### Input for this task
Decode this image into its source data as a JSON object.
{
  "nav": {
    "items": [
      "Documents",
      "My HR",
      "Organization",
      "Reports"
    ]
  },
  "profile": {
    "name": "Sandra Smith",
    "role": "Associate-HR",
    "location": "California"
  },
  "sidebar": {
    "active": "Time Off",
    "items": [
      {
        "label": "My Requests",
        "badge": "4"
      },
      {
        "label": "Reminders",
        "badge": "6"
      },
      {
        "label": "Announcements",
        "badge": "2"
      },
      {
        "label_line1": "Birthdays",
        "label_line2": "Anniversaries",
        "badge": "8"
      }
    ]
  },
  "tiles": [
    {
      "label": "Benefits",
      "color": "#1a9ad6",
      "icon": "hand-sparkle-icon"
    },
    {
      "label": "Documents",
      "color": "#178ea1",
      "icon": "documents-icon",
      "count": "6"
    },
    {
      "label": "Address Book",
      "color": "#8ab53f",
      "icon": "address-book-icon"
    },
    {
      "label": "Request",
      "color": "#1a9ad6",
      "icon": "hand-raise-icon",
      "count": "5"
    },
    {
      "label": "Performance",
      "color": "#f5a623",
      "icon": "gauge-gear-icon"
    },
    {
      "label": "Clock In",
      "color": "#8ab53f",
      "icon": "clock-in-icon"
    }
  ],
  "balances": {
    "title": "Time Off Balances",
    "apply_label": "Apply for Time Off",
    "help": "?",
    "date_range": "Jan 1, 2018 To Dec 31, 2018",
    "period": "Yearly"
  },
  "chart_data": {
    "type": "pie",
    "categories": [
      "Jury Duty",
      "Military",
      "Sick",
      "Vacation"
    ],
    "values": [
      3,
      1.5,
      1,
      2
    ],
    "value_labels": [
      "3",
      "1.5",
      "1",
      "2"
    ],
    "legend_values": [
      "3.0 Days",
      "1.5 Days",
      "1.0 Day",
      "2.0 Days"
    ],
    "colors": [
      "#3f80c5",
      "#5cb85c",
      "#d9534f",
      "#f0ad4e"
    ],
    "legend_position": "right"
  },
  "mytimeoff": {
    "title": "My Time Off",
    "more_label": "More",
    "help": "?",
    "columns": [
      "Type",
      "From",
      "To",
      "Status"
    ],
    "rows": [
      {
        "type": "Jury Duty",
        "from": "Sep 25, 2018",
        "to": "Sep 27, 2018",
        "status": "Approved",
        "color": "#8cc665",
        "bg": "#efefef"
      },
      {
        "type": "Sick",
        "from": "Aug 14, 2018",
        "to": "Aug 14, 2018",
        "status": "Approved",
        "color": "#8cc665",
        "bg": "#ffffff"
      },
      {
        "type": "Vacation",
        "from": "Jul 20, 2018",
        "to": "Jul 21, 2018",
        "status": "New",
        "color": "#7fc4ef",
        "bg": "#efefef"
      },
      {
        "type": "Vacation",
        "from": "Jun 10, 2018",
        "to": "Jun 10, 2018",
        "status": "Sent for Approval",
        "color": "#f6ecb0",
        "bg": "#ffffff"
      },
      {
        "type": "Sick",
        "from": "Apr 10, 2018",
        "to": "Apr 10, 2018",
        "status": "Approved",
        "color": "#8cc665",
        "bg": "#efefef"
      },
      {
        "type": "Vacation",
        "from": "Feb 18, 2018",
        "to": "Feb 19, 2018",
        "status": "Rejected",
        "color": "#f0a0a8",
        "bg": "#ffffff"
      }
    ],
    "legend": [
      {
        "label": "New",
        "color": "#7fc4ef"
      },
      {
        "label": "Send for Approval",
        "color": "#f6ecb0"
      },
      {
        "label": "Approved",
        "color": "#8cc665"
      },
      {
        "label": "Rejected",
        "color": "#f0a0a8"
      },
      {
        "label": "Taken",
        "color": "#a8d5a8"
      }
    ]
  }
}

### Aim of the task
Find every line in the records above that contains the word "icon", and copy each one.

### The completed task
      "icon": "hand-sparkle-icon"
      "icon": "documents-icon",
      "icon": "address-book-icon"
      "icon": "hand-raise-icon",
      "icon": "gauge-gear-icon"
      "icon": "clock-in-icon"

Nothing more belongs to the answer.